The condition of the command was such that it was impossible to assault or oppose, with any hope of success, the great superiority of the command was such that it was impossible to assault or oppose, with any hope of success, the great superiority of fresh troops marched out of Petersburg to oppose us. For nine days the men had been constantly in the saddle, or engaged at night in destroying railroads. Our provisions were exhausted and no adequate supply could be obtained from the country through which we marched. The men were so much fatigued that every exertion of the officers was necessary to keep the men awake, even under the fire of the enemy. Many men were captured in consequence of falling asleep by the road-side. The unusual proportion of officers killed and wounded in my command attest their gallantry.
The various members of the staff of the division performed their duties with the greatest zeal and credit to themselves. Copies of reports of brigade and regimental commanders are herewith submitted, with full lists of casualties,and a summary of the losses in the division:
Very respectfully, your obedient servant,
AUGUST V. KAUTZ,
Brigadier-General of Volunteers, Chief of Cavalry
Captain L. SIEBERT,
Assistant Adjutant-General, Third Division, Cavalry Corps.

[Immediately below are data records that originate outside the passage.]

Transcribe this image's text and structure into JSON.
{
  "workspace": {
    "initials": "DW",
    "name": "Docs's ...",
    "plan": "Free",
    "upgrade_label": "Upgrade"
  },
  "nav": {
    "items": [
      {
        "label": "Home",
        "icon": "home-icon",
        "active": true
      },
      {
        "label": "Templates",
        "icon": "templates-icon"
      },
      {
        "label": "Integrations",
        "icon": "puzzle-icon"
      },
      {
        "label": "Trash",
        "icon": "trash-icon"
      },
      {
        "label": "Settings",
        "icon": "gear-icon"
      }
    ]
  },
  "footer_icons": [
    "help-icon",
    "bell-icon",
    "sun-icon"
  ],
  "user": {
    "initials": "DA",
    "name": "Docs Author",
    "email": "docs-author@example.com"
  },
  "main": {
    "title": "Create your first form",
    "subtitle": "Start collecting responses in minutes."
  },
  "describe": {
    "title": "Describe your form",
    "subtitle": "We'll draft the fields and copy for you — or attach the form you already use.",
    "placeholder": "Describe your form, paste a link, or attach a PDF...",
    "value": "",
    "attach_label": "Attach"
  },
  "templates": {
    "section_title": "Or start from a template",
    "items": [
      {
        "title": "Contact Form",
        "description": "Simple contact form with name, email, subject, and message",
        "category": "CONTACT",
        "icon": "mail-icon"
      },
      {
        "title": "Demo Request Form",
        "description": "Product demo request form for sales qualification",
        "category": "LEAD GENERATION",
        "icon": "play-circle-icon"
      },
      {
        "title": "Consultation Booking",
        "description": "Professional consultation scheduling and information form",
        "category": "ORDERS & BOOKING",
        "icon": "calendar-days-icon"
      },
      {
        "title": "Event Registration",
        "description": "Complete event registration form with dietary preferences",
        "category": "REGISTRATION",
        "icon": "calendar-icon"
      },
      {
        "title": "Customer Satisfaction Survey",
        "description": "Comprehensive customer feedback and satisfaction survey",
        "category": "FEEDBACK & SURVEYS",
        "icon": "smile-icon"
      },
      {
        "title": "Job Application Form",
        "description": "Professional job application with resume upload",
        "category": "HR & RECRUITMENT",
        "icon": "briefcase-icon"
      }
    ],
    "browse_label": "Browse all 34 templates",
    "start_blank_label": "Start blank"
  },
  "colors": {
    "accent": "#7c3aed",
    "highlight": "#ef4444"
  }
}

- The War of the Rebellion: A Compilation of the Official Records of the Union and Confederate Armies, Volume XL, Part 1 (Serial Number 80), pages 728-733 ↩